**Element data from apps and pages**:
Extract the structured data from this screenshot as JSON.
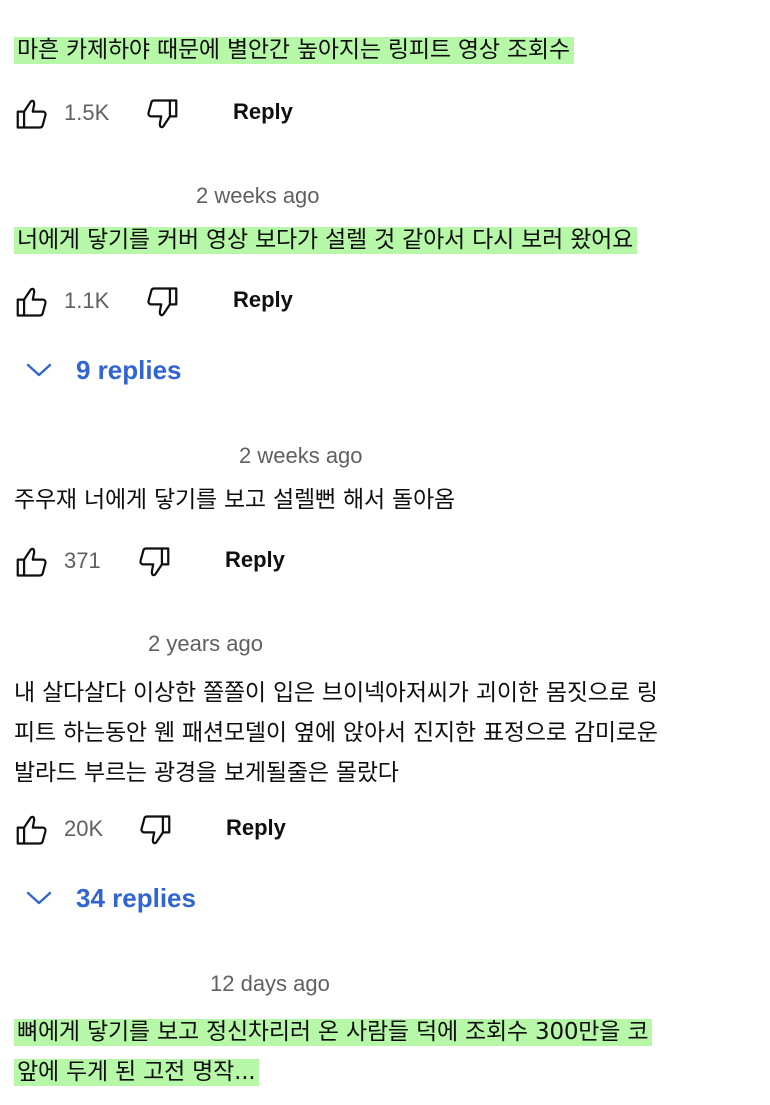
{
  "colors": {
    "highlight": "#b7f7a8",
    "link_blue": "#3165d4",
    "meta_gray": "#606060",
    "text": "#0f0f0f"
  },
  "icons": {
    "like": "thumbs-up-outline-icon",
    "dislike": "thumbs-down-outline-icon",
    "expand": "chevron-down-icon"
  },
  "comments": [
    {
      "timestamp": "",
      "text_lines": [
        "마흔 카제하야 때문에 별안간 높아지는 링피트 영상 조회수"
      ],
      "highlighted": true,
      "likes": "1.5K",
      "reply_label": "Reply",
      "replies_label": ""
    },
    {
      "timestamp": "2 weeks ago",
      "text_lines": [
        "너에게 닿기를 커버 영상 보다가 설렐 것 같아서 다시 보러 왔어요"
      ],
      "highlighted": true,
      "likes": "1.1K",
      "reply_label": "Reply",
      "replies_label": "9 replies"
    },
    {
      "timestamp": "2 weeks ago",
      "text_lines": [
        "주우재 너에게 닿기를 보고 설렐뻔 해서 돌아옴"
      ],
      "highlighted": false,
      "likes": "371",
      "reply_label": "Reply",
      "replies_label": ""
    },
    {
      "timestamp": "2 years ago",
      "text_lines": [
        "내 살다살다 이상한 쫄쫄이 입은 브이넥아저씨가 괴이한 몸짓으로 링",
        "피트 하는동안 웬 패션모델이 옆에 앉아서 진지한 표정으로 감미로운",
        "발라드 부르는 광경을 보게될줄은 몰랐다"
      ],
      "highlighted": false,
      "likes": "20K",
      "reply_label": "Reply",
      "replies_label": "34 replies"
    },
    {
      "timestamp": "12 days ago",
      "text_lines": [
        "뼈에게 닿기를 보고 정신차리러 온 사람들 덕에 조회수 300만을 코",
        "앞에 두게 된 고전 명작..."
      ],
      "highlighted": true,
      "likes": "",
      "reply_label": "",
      "replies_label": ""
    }
  ]
}
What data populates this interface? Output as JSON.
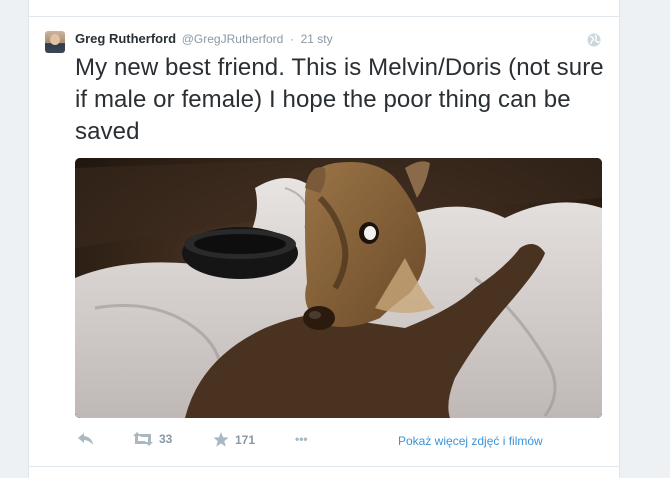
{
  "tweet": {
    "author_name": "Greg Rutherford",
    "author_handle": "@GregJRutherford",
    "separator": "·",
    "timestamp": "21 sty",
    "text": "My new best friend. This is Melvin/Doris (not sure if male or female) I hope the poor thing can be saved",
    "photo_subject": "small deer lying on a blanket"
  },
  "actions": {
    "retweet_count": "33",
    "favorite_count": "171",
    "more_label": "•••",
    "media_link": "Pokaż więcej zdjęć i filmów"
  },
  "icons": {
    "reply": "reply-icon",
    "retweet": "retweet-icon",
    "favorite": "star-icon",
    "more": "more-icon",
    "globe": "globe-icon"
  },
  "colors": {
    "text": "#292f33",
    "muted": "#8899a6",
    "link": "#3b94d9",
    "border": "#e1e8ed"
  }
}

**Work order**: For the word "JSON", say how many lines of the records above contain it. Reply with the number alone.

**Response for this exercise**: 2